Appearance and Dissimilarity - Rodrigo Naves
An observation by Sartre with respect to The Stranger by Camus might provide us a point of entry into the work of Renata Tassinari. Remarking on the combination of naturalness and strangeness that permeates the book, Sartre notes that between his characters and the reader, Camus places a glass partition. The glass appears to let everything through except one thing: the meanings of gestures.Even the most prosaic actions lose their normalcy while existence itself, little by little, becomes opaque, while still familiar.
Renata Tassinari´s pictures show something similar. At first, the vivacity of their colors, particularly in the exhibitions of 1989 and 1993, both at Galeria Millan, win us over. The coexistence between joyful colors and the considerable variety of areas in which they appear suggests a prodigal and generous world, composed of unsoiled relations, which reveal themselves clearly to the senses. A tender grace aerates this reality, unconcerned with origins or foundations. Life appears governed by a tranquil measure, capable of connecting the most divergent movements.
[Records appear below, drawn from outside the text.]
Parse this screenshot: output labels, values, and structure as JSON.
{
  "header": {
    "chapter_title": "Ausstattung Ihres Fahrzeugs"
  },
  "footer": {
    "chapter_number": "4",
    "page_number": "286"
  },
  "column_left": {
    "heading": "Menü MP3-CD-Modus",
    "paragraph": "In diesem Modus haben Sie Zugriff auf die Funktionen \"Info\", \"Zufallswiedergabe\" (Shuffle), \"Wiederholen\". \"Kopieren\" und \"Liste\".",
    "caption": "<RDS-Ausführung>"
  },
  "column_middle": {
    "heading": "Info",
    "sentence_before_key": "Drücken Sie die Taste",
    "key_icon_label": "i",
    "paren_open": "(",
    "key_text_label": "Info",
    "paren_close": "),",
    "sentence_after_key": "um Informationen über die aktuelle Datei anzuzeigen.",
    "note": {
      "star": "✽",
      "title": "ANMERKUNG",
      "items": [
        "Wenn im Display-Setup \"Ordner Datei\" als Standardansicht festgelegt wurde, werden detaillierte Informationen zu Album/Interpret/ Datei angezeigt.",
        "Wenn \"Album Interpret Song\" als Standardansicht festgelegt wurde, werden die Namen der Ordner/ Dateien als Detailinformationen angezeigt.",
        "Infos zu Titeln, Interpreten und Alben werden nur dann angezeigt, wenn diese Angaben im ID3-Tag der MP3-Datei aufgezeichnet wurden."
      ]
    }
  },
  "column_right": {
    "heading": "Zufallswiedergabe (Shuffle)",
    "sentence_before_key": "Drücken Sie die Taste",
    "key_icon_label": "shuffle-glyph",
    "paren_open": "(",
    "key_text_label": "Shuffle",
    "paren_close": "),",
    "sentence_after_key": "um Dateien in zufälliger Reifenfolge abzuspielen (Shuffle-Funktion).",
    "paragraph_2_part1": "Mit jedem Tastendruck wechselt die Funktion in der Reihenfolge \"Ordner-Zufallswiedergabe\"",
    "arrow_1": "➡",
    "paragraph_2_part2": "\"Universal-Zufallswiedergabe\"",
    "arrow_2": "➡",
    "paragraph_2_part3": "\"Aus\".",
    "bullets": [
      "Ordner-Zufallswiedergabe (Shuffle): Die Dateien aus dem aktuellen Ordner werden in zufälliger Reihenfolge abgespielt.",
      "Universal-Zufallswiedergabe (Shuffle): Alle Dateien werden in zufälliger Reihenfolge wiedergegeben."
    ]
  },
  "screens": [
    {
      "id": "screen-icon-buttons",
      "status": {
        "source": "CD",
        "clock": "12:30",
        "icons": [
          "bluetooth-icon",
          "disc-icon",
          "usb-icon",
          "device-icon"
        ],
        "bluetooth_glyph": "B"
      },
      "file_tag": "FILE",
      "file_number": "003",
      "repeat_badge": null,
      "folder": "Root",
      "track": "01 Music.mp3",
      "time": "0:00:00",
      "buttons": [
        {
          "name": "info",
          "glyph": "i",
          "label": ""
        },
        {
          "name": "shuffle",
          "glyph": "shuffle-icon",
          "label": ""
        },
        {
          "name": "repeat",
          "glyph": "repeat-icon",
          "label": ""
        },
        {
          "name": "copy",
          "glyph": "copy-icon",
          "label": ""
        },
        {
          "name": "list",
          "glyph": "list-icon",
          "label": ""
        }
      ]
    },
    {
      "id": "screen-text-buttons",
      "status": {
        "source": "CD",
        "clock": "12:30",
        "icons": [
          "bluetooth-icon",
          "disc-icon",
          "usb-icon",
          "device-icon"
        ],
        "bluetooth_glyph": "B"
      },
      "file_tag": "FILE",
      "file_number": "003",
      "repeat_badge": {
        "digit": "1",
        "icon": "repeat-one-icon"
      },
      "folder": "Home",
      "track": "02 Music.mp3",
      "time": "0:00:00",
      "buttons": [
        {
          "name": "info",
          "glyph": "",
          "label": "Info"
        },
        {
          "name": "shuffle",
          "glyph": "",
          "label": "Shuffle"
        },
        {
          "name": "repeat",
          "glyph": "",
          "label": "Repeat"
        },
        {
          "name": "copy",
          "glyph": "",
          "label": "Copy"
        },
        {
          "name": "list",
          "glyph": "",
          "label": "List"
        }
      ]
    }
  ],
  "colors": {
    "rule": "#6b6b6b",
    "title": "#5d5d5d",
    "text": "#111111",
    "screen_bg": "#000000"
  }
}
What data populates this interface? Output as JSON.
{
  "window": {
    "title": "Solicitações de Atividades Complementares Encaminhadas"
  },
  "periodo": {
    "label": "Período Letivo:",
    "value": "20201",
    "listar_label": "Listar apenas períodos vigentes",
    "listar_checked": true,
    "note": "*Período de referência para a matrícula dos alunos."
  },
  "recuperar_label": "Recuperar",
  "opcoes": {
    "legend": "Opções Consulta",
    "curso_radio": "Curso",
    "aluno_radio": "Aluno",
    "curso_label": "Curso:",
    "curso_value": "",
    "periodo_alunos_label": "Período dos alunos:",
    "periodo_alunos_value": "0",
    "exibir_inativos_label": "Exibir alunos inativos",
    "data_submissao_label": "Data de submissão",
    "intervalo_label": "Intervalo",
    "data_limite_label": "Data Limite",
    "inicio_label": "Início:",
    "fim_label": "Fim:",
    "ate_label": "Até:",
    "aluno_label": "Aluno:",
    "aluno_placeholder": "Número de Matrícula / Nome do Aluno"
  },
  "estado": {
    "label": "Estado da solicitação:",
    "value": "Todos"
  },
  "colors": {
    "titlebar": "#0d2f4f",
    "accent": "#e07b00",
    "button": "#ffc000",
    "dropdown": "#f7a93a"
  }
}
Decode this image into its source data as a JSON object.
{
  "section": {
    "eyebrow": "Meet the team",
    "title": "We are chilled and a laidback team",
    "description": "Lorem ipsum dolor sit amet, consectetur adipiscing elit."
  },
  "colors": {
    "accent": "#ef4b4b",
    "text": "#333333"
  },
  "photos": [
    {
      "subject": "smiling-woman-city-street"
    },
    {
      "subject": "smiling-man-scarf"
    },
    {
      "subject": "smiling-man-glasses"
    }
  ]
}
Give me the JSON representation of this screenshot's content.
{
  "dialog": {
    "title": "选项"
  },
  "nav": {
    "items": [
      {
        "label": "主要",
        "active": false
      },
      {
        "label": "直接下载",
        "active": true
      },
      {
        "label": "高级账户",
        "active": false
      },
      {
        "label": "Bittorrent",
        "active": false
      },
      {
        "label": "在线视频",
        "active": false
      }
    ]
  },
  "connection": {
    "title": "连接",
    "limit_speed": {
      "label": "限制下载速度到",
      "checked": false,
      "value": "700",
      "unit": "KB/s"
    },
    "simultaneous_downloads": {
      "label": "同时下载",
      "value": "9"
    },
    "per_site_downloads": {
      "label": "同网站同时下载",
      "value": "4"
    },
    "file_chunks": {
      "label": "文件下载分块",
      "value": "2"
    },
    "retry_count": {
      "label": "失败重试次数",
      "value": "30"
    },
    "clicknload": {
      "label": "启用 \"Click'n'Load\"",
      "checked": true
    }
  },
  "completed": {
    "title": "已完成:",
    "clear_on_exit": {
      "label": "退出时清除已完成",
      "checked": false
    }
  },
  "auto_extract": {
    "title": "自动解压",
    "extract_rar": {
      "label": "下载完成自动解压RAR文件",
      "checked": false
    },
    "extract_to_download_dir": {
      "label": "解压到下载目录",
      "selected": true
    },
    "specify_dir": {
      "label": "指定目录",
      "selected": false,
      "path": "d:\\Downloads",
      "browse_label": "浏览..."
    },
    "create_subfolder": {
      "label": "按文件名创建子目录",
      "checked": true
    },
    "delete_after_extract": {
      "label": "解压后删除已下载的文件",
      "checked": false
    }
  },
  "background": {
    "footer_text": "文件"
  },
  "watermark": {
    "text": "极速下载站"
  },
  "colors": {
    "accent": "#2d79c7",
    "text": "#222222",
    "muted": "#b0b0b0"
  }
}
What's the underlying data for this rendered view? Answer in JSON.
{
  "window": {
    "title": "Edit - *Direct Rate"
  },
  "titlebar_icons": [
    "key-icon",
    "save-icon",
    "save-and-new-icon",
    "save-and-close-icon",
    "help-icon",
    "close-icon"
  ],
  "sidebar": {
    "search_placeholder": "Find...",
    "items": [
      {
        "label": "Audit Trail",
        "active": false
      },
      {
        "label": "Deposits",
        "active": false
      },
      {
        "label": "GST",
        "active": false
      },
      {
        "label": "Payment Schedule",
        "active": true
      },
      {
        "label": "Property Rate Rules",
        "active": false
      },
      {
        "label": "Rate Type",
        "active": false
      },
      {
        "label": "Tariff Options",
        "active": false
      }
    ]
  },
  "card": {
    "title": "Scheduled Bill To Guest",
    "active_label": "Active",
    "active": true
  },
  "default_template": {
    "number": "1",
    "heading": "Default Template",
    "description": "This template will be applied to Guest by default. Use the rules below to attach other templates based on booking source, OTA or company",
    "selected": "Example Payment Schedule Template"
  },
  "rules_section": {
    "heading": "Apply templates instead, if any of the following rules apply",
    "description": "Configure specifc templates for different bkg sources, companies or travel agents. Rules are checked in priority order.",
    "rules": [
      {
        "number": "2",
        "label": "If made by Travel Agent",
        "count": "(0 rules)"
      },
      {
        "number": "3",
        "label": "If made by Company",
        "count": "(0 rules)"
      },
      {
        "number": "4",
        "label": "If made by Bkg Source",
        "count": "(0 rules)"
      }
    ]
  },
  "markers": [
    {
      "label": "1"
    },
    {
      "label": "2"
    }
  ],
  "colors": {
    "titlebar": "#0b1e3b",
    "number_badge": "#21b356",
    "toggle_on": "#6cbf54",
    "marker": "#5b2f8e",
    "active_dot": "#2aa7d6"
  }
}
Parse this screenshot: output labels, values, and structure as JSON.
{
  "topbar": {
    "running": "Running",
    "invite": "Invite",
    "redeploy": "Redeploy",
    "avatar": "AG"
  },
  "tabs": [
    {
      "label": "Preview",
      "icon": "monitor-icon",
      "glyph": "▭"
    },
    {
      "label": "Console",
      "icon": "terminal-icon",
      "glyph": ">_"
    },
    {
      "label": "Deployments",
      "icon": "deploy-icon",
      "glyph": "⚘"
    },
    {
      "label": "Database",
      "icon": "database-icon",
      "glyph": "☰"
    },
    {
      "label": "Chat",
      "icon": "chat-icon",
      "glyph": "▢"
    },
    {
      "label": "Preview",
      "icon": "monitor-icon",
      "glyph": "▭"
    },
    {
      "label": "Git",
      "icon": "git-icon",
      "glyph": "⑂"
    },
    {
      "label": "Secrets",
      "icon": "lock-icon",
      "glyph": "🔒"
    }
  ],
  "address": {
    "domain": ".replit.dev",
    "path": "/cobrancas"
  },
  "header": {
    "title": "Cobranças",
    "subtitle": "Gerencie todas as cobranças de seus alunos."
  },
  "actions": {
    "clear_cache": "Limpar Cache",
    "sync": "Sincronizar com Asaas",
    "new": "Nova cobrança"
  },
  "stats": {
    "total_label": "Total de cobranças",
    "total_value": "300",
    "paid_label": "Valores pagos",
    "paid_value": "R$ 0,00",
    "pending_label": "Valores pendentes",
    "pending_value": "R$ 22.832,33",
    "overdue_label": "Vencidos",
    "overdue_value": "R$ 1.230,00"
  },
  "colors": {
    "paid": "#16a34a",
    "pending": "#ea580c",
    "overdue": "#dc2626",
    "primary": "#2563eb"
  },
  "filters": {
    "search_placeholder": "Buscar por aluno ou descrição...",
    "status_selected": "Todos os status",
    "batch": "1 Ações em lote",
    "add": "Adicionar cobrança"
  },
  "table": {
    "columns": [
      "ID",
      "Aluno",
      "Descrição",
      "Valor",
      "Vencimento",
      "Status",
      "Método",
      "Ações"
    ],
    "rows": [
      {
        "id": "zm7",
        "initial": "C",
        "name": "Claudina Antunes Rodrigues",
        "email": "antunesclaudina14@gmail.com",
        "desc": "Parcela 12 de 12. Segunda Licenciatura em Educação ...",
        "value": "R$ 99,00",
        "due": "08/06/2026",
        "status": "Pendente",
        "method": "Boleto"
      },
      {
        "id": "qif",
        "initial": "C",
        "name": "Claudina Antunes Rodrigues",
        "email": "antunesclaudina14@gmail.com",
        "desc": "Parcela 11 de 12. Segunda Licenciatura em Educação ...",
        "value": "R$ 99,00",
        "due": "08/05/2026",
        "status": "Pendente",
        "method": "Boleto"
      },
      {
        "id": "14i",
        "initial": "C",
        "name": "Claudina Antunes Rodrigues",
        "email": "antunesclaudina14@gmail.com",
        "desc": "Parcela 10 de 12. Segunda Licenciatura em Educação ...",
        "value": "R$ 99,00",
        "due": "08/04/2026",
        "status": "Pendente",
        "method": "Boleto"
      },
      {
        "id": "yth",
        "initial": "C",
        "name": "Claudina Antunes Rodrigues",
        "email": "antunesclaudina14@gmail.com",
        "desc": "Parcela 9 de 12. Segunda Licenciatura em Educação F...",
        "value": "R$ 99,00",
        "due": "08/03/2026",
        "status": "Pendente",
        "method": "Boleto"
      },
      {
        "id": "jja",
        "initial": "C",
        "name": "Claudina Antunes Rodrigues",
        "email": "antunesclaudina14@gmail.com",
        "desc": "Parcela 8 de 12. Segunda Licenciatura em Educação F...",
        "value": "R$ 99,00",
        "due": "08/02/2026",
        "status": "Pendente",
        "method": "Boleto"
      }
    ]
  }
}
But slowly these tranquil appearances begin to cloud. Wrapped in the wax that binds them, colors hesitate to show themselves openly. A thin membrane emerges between what would have been the colors and what we actually see. Murkiness covers them from head to toe. Everything in these pictures appears to oscillate between a shadowy sedimentation of the pigments which, then, no longer rise to the surface and a determined affirmation of their presence. As in Sartre´s observation, we are divided between recognition of an everyday phenomenon color and its refracted, shifty manifestation. Colors now point to recalcitrant occurrences instead of that serene certainty that presented itself at the outset.
The works in the current exhibition pose the same questions that moved the earlier works, but on a new plane. The unresolved relation between clarity and murkiness remains; however, it does so using more restrained tones and a simpler articulation of the color areas. Now, despite this simplification, the interplay between the geometric rigor of the surfaces and their somewhat diffuse final appearance originates from a more intense dialogue between the sections of the canvas, making the obstruction resulting from the encaustic somewhat less necessary.
In one of these pictures, the golden band at the base intensifies (and is intensified by) the strength of the ample stretch of black that lies above it. The contrast between both gives motion to the darker area, transforming it into a process instead of a simple reiteration of a given tonality. However, this movement has a surprising outcome: in its development, the black leads to a slightly lighter, somewhat tobacco-colored area. Paradoxically, its affirmation appears to deflect it from itself, creating a dubious area where one no longer knows for certain what is limit, outcome, or dilution. The lack of correspondence between color and its footprint removes, from the black surface, any relationship of identity with its material base. In its movement forward, it appears to unhinge from the layer of paint and hover supremely over the support. This affirmation has, therefore, something in the nature of banishment.
Similar movements occur in almost all the works. In one, a blue field is confronted with a long graphite surface. The differences in size and color generate an interaction that could have resulted, who knows, in equilibrium and unity. But this promise is not fulfilled. The thick presence of the graphite inhibits the gentle expansion of the blue. (To the right, the narrow golden stripe underscores this contained relationship.) The contrast between luminosity (blue) and body (graphite) is incapable of generating an exchange that might transfer to each the qualities of the other. Body and light become mutually exclusive, each appearing to fulfill the hopes of the other without ever completing this movement though we are constantly reminded of a potential synthesis that would generate corporeal light, a phenomenon of rare power that might offer us new horizons and unequaled plasticity.
Renata Tassinari´s works have an uncommon elegance. The ability to divide things to place them in proportion and confer lightness and vivacity is immediately enchanting. However, this ability to create distinct and discreet relationships,known as elegance, projects a strange shadow. What was made to be contemplated reveals a different nature: a layer beyond itself, to which it points, without revealing. Distinct precision and full and complex identities give way to a game of endless dislocations. I am not speaking of essences and appearances, of misleading phenomena or perverse illusions; that time is passed. These days it is hard to tell what is on this side and what is on that, if such things still exist. But, in these pictures, the image acquires an entirely particular statute. What is rendered visible shows a spectral consistency. The appearance of things has an excessive duration, or reveals a disquieting postponement. The most gracious objects have an air of phantasmagoria. The autonomy of the image, one of the prides of our day, may not be more than the shadow of a frightening reality.